---- Available data

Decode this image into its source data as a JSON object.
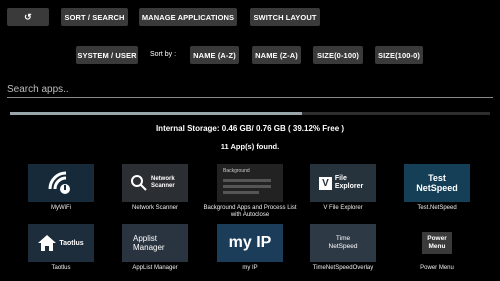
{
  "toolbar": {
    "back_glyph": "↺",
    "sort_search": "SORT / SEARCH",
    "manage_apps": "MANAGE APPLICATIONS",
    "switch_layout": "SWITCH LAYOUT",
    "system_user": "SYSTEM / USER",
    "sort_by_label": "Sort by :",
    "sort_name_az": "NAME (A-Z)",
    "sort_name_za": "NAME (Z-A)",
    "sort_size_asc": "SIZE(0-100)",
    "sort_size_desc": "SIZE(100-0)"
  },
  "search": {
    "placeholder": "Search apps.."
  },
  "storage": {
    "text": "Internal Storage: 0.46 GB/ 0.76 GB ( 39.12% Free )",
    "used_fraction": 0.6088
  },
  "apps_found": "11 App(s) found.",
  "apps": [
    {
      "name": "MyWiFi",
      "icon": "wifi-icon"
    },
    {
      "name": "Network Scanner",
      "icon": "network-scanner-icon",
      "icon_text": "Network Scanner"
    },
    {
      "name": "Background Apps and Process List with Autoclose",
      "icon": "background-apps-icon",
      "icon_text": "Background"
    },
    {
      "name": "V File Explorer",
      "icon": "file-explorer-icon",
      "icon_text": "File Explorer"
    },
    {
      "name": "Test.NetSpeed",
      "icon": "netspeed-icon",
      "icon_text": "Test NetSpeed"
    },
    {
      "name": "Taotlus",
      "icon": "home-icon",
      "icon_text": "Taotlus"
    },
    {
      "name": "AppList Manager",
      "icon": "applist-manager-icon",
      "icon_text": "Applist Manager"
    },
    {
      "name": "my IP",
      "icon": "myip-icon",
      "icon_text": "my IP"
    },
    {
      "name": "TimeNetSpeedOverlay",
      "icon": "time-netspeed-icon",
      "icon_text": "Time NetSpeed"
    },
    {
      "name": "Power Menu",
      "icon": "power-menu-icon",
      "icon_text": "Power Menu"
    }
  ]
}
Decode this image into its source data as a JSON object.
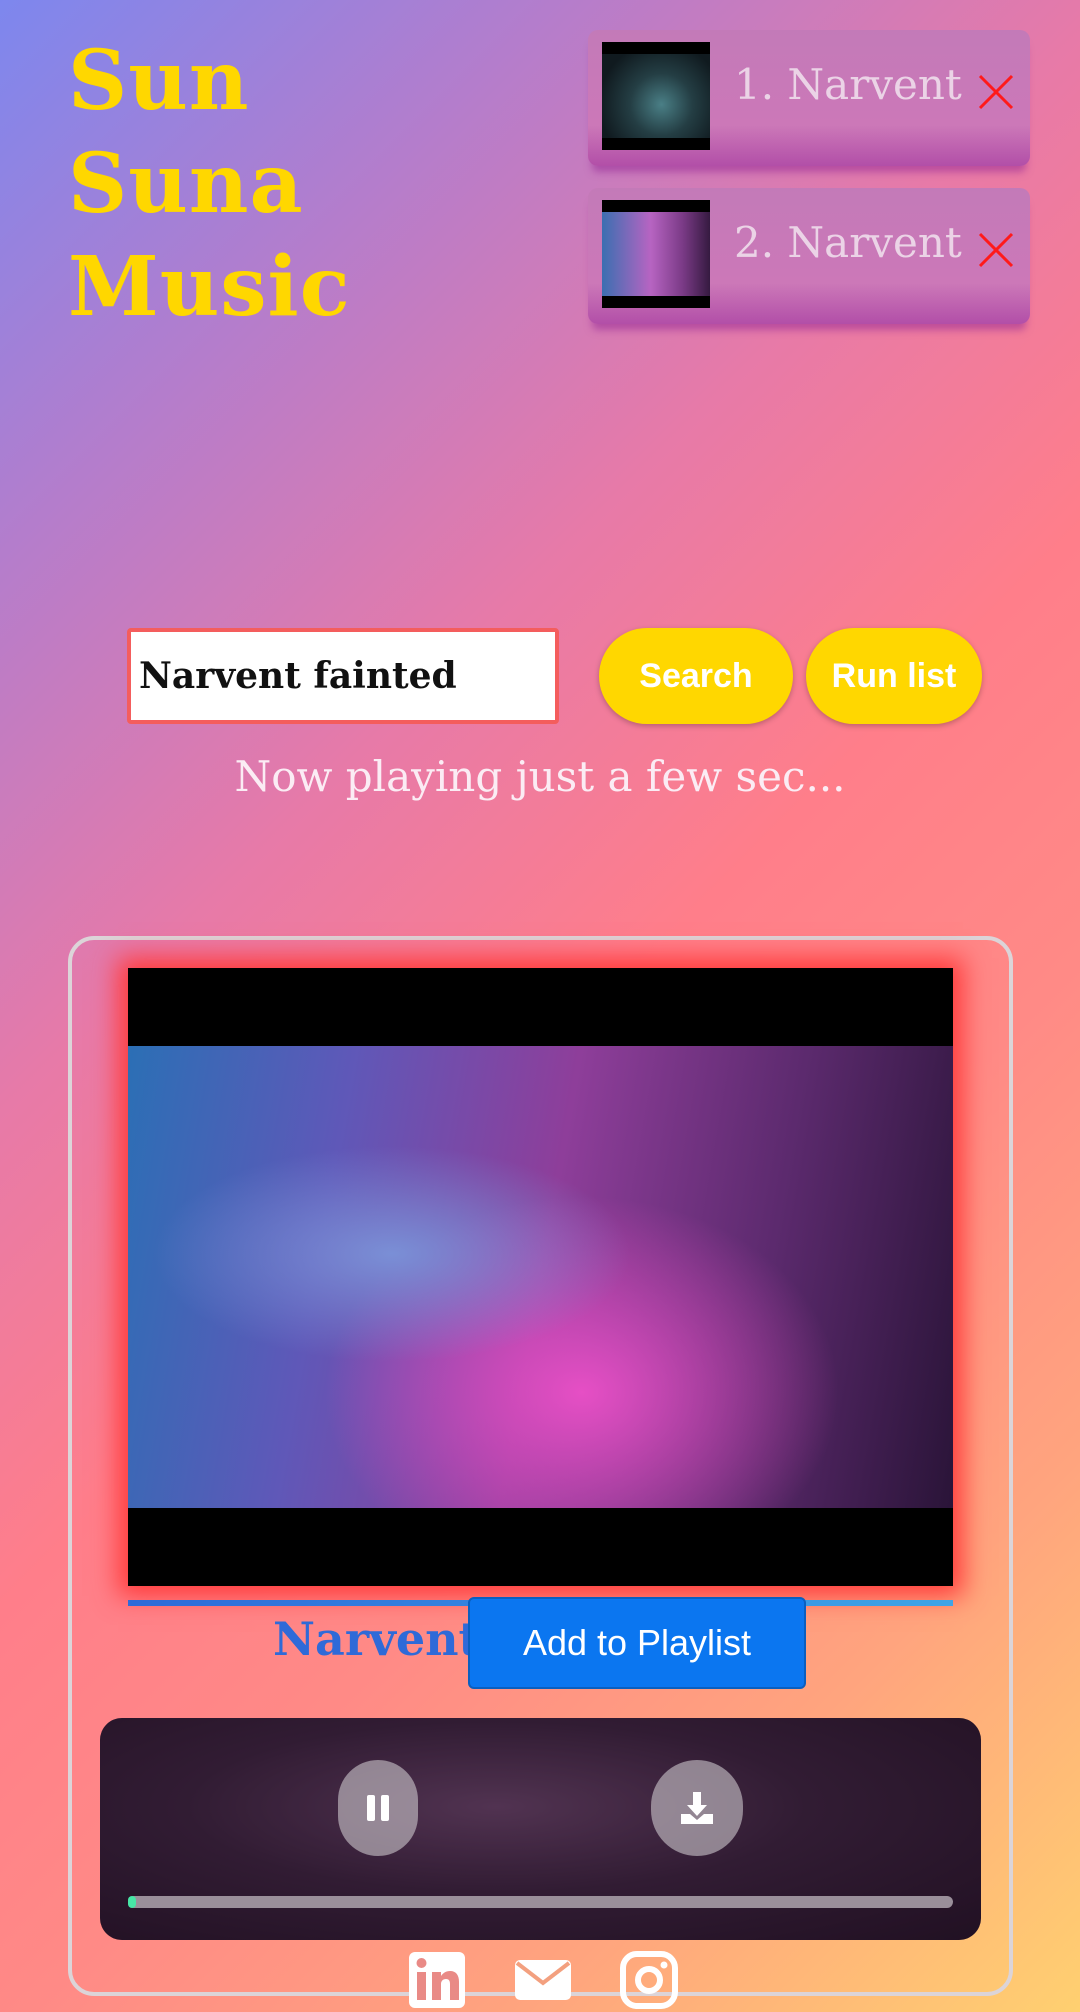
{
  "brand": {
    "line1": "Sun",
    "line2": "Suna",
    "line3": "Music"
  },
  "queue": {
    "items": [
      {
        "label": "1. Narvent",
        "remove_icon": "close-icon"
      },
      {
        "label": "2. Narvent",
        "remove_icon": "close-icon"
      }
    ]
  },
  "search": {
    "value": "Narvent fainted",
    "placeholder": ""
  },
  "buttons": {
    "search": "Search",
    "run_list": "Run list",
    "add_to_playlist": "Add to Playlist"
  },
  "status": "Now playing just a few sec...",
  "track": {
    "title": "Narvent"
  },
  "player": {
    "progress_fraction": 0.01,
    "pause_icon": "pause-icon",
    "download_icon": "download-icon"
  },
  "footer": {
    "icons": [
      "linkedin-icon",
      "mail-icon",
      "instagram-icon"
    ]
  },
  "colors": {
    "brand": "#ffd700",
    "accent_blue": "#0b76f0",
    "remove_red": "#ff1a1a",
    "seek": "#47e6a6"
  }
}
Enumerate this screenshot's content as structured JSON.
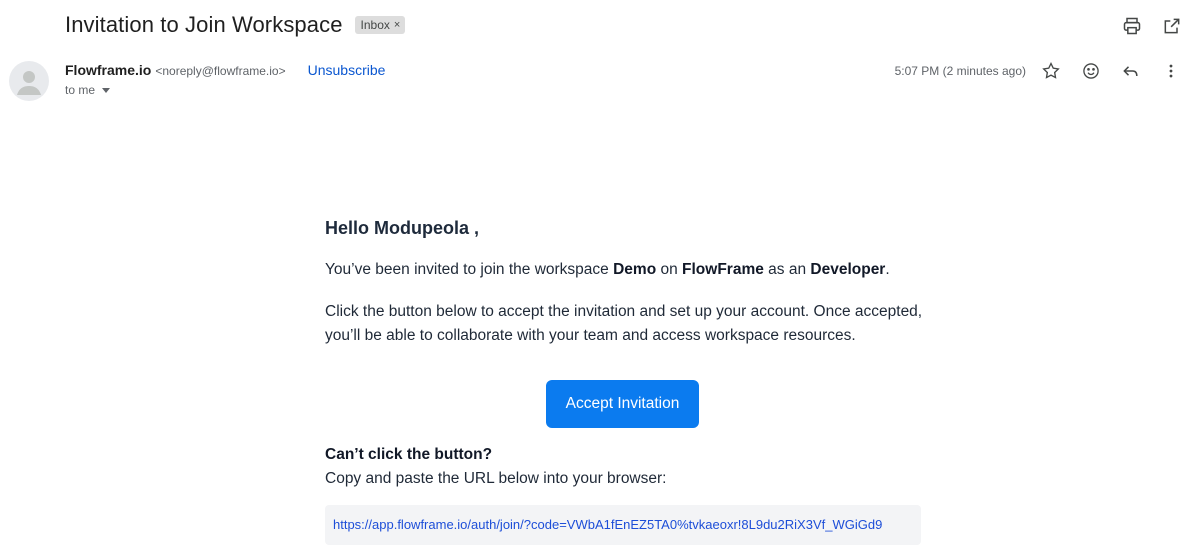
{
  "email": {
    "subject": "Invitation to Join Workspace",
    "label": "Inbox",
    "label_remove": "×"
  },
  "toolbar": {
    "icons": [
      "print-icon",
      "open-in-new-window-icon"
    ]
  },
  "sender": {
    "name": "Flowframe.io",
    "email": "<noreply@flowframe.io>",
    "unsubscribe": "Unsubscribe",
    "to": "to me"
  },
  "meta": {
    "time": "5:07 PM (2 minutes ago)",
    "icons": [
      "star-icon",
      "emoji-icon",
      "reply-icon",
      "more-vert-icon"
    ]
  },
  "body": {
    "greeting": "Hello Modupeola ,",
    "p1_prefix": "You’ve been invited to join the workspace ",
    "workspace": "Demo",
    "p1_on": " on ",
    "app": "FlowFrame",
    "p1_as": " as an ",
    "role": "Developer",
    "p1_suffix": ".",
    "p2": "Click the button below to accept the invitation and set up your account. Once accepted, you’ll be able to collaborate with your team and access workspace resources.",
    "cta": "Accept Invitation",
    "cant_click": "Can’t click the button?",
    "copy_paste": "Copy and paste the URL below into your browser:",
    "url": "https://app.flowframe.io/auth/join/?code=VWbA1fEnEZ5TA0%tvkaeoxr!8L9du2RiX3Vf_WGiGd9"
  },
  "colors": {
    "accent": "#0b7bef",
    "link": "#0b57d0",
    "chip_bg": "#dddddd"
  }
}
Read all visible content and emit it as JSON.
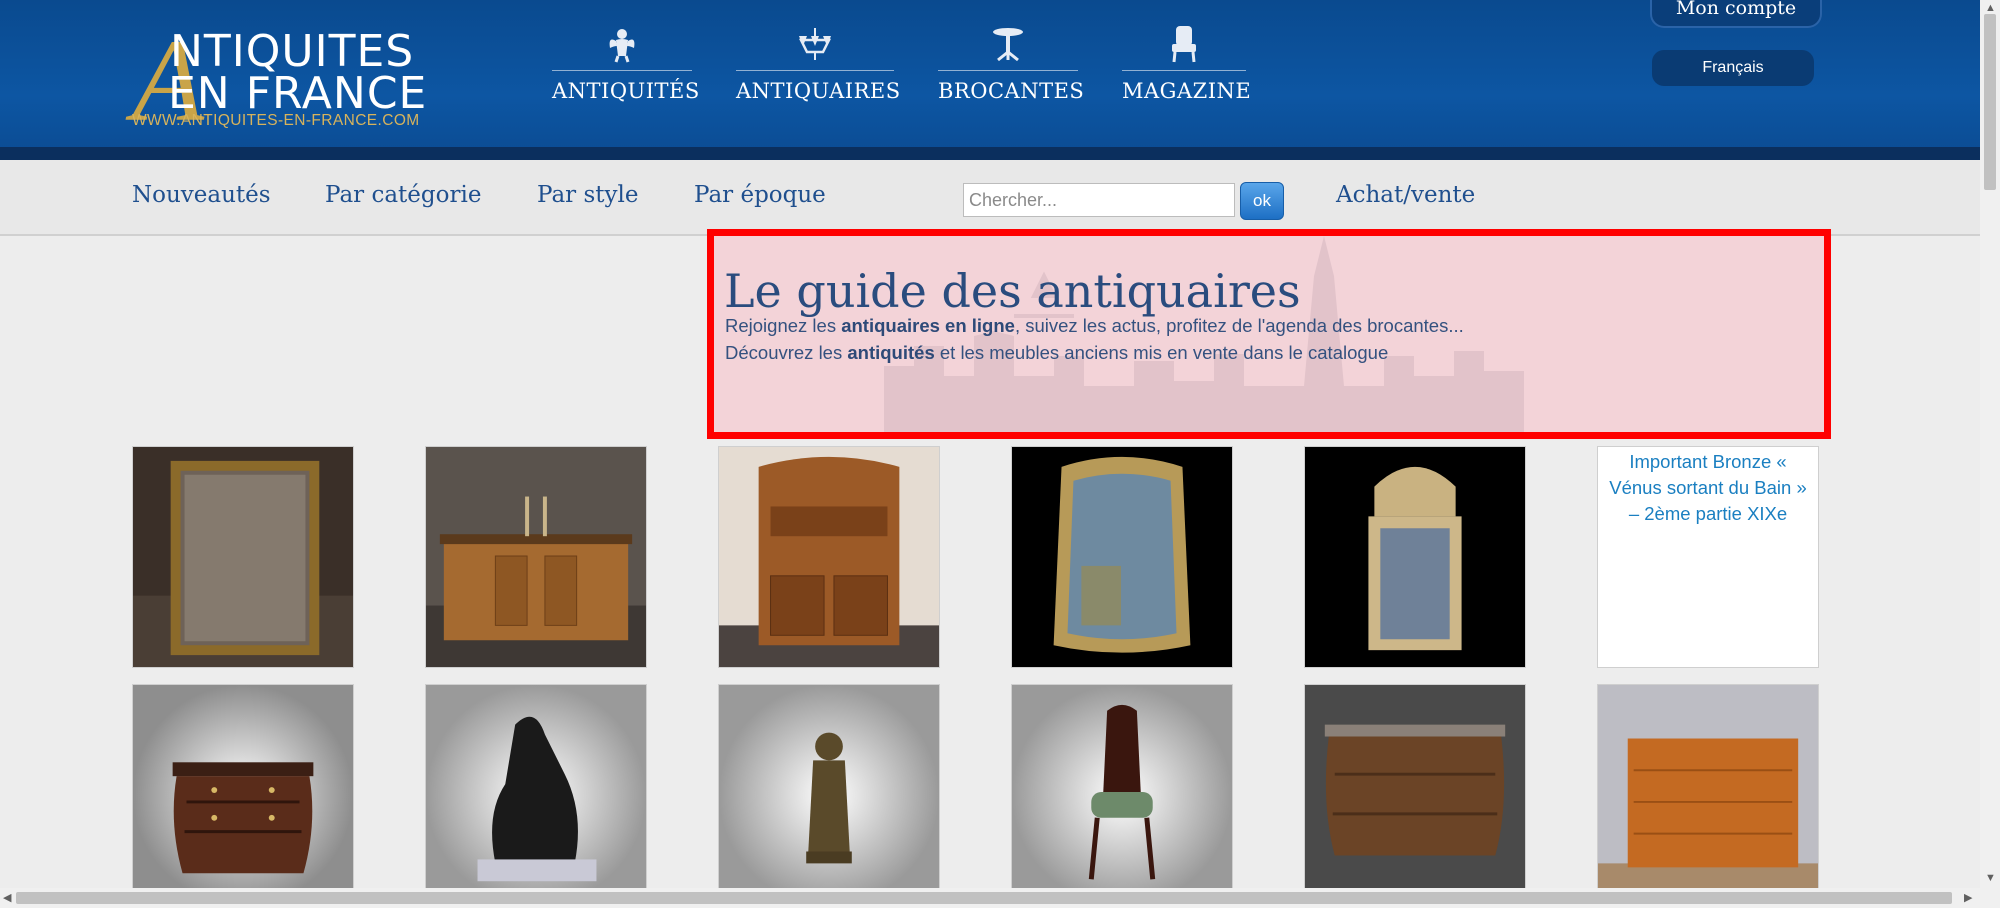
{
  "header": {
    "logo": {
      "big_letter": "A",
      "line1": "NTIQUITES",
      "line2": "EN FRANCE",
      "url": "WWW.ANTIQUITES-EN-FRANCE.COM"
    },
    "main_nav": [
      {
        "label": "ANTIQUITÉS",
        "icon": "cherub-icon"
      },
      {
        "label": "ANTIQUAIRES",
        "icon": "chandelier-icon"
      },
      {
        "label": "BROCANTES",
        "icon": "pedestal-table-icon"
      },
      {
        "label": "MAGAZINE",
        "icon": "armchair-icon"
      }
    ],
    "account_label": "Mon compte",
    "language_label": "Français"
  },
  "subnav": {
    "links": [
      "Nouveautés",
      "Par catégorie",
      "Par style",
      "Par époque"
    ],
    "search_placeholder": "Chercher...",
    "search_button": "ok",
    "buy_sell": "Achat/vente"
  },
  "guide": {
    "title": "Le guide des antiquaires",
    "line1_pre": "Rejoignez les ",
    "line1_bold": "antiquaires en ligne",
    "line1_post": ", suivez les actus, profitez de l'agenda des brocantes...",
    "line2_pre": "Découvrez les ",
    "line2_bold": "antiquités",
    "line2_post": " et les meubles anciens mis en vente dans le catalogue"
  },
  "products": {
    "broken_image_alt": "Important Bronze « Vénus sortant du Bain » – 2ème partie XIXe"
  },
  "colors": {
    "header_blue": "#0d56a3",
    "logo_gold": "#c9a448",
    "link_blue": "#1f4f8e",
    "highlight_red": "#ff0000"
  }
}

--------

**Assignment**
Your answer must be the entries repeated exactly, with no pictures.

**Solved problem**
Decode this image into its source data as a JSON object.
{
  "toolbar": {
    "back_glyph": "↺",
    "sort_search": "SORT / SEARCH",
    "manage_apps": "MANAGE APPLICATIONS",
    "switch_layout": "SWITCH LAYOUT",
    "system_user": "SYSTEM / USER",
    "sort_by_label": "Sort by :",
    "sort_name_az": "NAME (A-Z)",
    "sort_name_za": "NAME (Z-A)",
    "sort_size_asc": "SIZE(0-100)",
    "sort_size_desc": "SIZE(100-0)"
  },
  "search": {
    "placeholder": "Search apps.."
  },
  "storage": {
    "text": "Internal Storage: 0.46 GB/ 0.76 GB ( 39.12% Free )",
    "used_fraction": 0.6088
  },
  "apps_found": "11 App(s) found.",
  "apps": [
    {
      "name": "MyWiFi",
      "icon": "wifi-icon"
    },
    {
      "name": "Network Scanner",
      "icon": "network-scanner-icon",
      "icon_text": "Network Scanner"
    },
    {
      "name": "Background Apps and Process List with Autoclose",
      "icon": "background-apps-icon",
      "icon_text": "Background"
    },
    {
      "name": "V File Explorer",
      "icon": "file-explorer-icon",
      "icon_text": "File Explorer"
    },
    {
      "name": "Test.NetSpeed",
      "icon": "netspeed-icon",
      "icon_text": "Test NetSpeed"
    },
    {
      "name": "Taotlus",
      "icon": "home-icon",
      "icon_text": "Taotlus"
    },
    {
      "name": "AppList Manager",
      "icon": "applist-manager-icon",
      "icon_text": "Applist Manager"
    },
    {
      "name": "my IP",
      "icon": "myip-icon",
      "icon_text": "my IP"
    },
    {
      "name": "TimeNetSpeedOverlay",
      "icon": "time-netspeed-icon",
      "icon_text": "Time NetSpeed"
    },
    {
      "name": "Power Menu",
      "icon": "power-menu-icon",
      "icon_text": "Power Menu"
    }
  ]
}
Decode this image into its source data as a JSON object.
{
  "brand": {
    "line1": "Sun",
    "line2": "Suna",
    "line3": "Music"
  },
  "queue": {
    "items": [
      {
        "label": "1. Narvent",
        "remove_icon": "close-icon"
      },
      {
        "label": "2. Narvent",
        "remove_icon": "close-icon"
      }
    ]
  },
  "search": {
    "value": "Narvent fainted",
    "placeholder": ""
  },
  "buttons": {
    "search": "Search",
    "run_list": "Run list",
    "add_to_playlist": "Add to Playlist"
  },
  "status": "Now playing just a few sec...",
  "track": {
    "title": "Narvent"
  },
  "player": {
    "progress_fraction": 0.01,
    "pause_icon": "pause-icon",
    "download_icon": "download-icon"
  },
  "footer": {
    "icons": [
      "linkedin-icon",
      "mail-icon",
      "instagram-icon"
    ]
  },
  "colors": {
    "brand": "#ffd700",
    "accent_blue": "#0b76f0",
    "remove_red": "#ff1a1a",
    "seek": "#47e6a6"
  }
}
Enumerate this screenshot's content as structured JSON.
{
  "email": {
    "subject": "Invitation to Join Workspace",
    "label": "Inbox",
    "label_remove": "×"
  },
  "toolbar": {
    "icons": [
      "print-icon",
      "open-in-new-window-icon"
    ]
  },
  "sender": {
    "name": "Flowframe.io",
    "email": "<noreply@flowframe.io>",
    "unsubscribe": "Unsubscribe",
    "to": "to me"
  },
  "meta": {
    "time": "5:07 PM (2 minutes ago)",
    "icons": [
      "star-icon",
      "emoji-icon",
      "reply-icon",
      "more-vert-icon"
    ]
  },
  "body": {
    "greeting": "Hello Modupeola ,",
    "p1_prefix": "You’ve been invited to join the workspace ",
    "workspace": "Demo",
    "p1_on": " on ",
    "app": "FlowFrame",
    "p1_as": " as an ",
    "role": "Developer",
    "p1_suffix": ".",
    "p2": "Click the button below to accept the invitation and set up your account. Once accepted, you’ll be able to collaborate with your team and access workspace resources.",
    "cta": "Accept Invitation",
    "cant_click": "Can’t click the button?",
    "copy_paste": "Copy and paste the URL below into your browser:",
    "url": "https://app.flowframe.io/auth/join/?code=VWbA1fEnEZ5TA0%tvkaeoxr!8L9du2RiX3Vf_WGiGd9"
  },
  "colors": {
    "accent": "#0b7bef",
    "link": "#0b57d0",
    "chip_bg": "#dddddd"
  }
}
Read all visible content and emit it as JSON.
{
  "header": {
    "logo": {
      "big_letter": "A",
      "line1": "NTIQUITES",
      "line2": "EN FRANCE",
      "url": "WWW.ANTIQUITES-EN-FRANCE.COM"
    },
    "main_nav": [
      {
        "label": "ANTIQUITÉS",
        "icon": "cherub-icon"
      },
      {
        "label": "ANTIQUAIRES",
        "icon": "chandelier-icon"
      },
      {
        "label": "BROCANTES",
        "icon": "pedestal-table-icon"
      },
      {
        "label": "MAGAZINE",
        "icon": "armchair-icon"
      }
    ],
    "account_label": "Mon compte",
    "language_label": "Français"
  },
  "subnav": {
    "links": [
      "Nouveautés",
      "Par catégorie",
      "Par style",
      "Par époque"
    ],
    "search_placeholder": "Chercher...",
    "search_button": "ok",
    "buy_sell": "Achat/vente"
  },
  "guide": {
    "title": "Le guide des antiquaires",
    "line1_pre": "Rejoignez les ",
    "line1_bold": "antiquaires en ligne",
    "line1_post": ", suivez les actus, profitez de l'agenda des brocantes...",
    "line2_pre": "Découvrez les ",
    "line2_bold": "antiquités",
    "line2_post": " et les meubles anciens mis en vente dans le catalogue"
  },
  "products": {
    "broken_image_alt": "Important Bronze « Vénus sortant du Bain » – 2ème partie XIXe"
  },
  "colors": {
    "header_blue": "#0d56a3",
    "logo_gold": "#c9a448",
    "link_blue": "#1f4f8e",
    "highlight_red": "#ff0000"
  }
}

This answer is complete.